[Task to complete] Below are records; copy every line in them that holds the word "icon".

==========

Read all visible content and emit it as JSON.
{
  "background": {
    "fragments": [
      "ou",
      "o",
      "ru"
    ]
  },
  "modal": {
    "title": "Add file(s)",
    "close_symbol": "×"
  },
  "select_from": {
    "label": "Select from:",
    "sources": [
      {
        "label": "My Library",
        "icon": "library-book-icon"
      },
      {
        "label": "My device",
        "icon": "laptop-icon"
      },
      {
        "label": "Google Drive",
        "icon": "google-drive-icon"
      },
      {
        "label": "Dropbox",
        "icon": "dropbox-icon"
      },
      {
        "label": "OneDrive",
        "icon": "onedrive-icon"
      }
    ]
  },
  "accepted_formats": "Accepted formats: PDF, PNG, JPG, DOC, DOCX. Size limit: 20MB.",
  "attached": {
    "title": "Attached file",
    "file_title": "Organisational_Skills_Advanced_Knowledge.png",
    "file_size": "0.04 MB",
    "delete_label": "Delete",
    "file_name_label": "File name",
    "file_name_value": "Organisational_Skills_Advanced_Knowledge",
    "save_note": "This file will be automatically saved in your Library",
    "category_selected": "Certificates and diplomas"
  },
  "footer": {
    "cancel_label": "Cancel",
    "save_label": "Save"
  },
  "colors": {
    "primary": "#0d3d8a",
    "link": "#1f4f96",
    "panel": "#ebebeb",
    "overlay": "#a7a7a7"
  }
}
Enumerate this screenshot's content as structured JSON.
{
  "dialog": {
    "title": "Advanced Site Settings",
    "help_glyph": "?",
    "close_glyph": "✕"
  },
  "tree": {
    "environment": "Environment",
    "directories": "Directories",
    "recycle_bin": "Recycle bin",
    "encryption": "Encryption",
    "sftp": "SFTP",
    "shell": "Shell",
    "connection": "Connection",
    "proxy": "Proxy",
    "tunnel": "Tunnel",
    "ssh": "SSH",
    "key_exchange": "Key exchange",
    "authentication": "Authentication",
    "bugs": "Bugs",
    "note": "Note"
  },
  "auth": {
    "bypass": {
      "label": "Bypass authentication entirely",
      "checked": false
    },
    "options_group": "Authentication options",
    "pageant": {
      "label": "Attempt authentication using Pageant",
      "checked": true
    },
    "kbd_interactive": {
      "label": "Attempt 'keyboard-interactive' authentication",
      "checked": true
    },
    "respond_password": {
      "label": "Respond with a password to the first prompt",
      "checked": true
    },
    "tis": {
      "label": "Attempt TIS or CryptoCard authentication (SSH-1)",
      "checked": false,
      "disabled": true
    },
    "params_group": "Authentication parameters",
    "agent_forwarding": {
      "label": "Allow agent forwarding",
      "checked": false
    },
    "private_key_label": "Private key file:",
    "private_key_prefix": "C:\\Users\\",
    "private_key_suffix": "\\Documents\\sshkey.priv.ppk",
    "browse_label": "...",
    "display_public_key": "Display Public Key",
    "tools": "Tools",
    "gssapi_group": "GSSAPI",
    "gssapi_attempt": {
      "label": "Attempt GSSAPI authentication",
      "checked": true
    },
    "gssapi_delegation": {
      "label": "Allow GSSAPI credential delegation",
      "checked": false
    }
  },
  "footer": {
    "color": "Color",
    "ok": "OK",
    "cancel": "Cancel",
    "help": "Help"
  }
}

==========

[Result]
        "icon": "library-book-icon"
        "icon": "laptop-icon"
        "icon": "google-drive-icon"
        "icon": "dropbox-icon"
        "icon": "onedrive-icon"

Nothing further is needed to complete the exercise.